Leave the images out, and otherwise write out each entry exactly.
[Opening RECORDS FOR THIS TASK section]
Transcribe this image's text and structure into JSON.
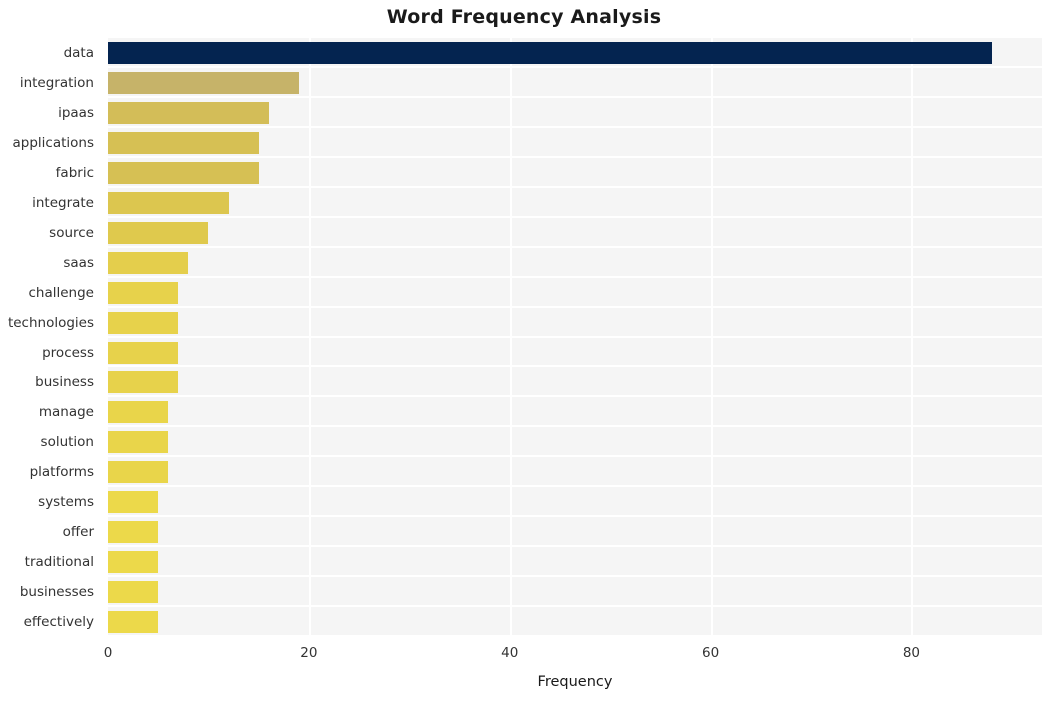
{
  "chart_data": {
    "type": "bar",
    "orientation": "horizontal",
    "title": "Word Frequency Analysis",
    "xlabel": "Frequency",
    "ylabel": "",
    "categories": [
      "data",
      "integration",
      "ipaas",
      "applications",
      "fabric",
      "integrate",
      "source",
      "saas",
      "challenge",
      "technologies",
      "process",
      "business",
      "manage",
      "solution",
      "platforms",
      "systems",
      "offer",
      "traditional",
      "businesses",
      "effectively"
    ],
    "values": [
      88,
      19,
      16,
      15,
      15,
      12,
      10,
      8,
      7,
      7,
      7,
      7,
      6,
      6,
      6,
      5,
      5,
      5,
      5,
      5
    ],
    "xlim": [
      0,
      93
    ],
    "xticks": [
      0,
      20,
      40,
      60,
      80
    ],
    "xtick_labels": [
      "0",
      "20",
      "40",
      "60",
      "80"
    ],
    "grid": true,
    "legend": "none",
    "bar_colors": [
      "#042450",
      "#c6b369",
      "#d3bd58",
      "#d6c054",
      "#d6c054",
      "#dcc64f",
      "#dfc94d",
      "#e4ce4c",
      "#e7d24b",
      "#e7d24b",
      "#e7d24b",
      "#e7d24b",
      "#e9d54a",
      "#e9d54a",
      "#e9d54a",
      "#ecd94a",
      "#ecd94a",
      "#ecd94a",
      "#ecd94a",
      "#ecd94a"
    ],
    "plot_background": "#f5f5f5",
    "gridline_color": "#ffffff",
    "figure_background": "#ffffff"
  }
}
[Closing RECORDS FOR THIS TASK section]
__OUTPUT FOR THIS TASK__
Transcribe this image's text and structure into JSON.
{
  "chart_data": {
    "type": "bar",
    "orientation": "horizontal",
    "title": "Word Frequency Analysis",
    "xlabel": "Frequency",
    "ylabel": "",
    "categories": [
      "data",
      "integration",
      "ipaas",
      "applications",
      "fabric",
      "integrate",
      "source",
      "saas",
      "challenge",
      "technologies",
      "process",
      "business",
      "manage",
      "solution",
      "platforms",
      "systems",
      "offer",
      "traditional",
      "businesses",
      "effectively"
    ],
    "values": [
      88,
      19,
      16,
      15,
      15,
      12,
      10,
      8,
      7,
      7,
      7,
      7,
      6,
      6,
      6,
      5,
      5,
      5,
      5,
      5
    ],
    "xlim": [
      0,
      93
    ],
    "xticks": [
      0,
      20,
      40,
      60,
      80
    ],
    "xtick_labels": [
      "0",
      "20",
      "40",
      "60",
      "80"
    ],
    "grid": true,
    "legend": "none",
    "bar_colors": [
      "#042450",
      "#c6b369",
      "#d3bd58",
      "#d6c054",
      "#d6c054",
      "#dcc64f",
      "#dfc94d",
      "#e4ce4c",
      "#e7d24b",
      "#e7d24b",
      "#e7d24b",
      "#e7d24b",
      "#e9d54a",
      "#e9d54a",
      "#e9d54a",
      "#ecd94a",
      "#ecd94a",
      "#ecd94a",
      "#ecd94a",
      "#ecd94a"
    ],
    "plot_background": "#f5f5f5",
    "gridline_color": "#ffffff",
    "figure_background": "#ffffff"
  }
}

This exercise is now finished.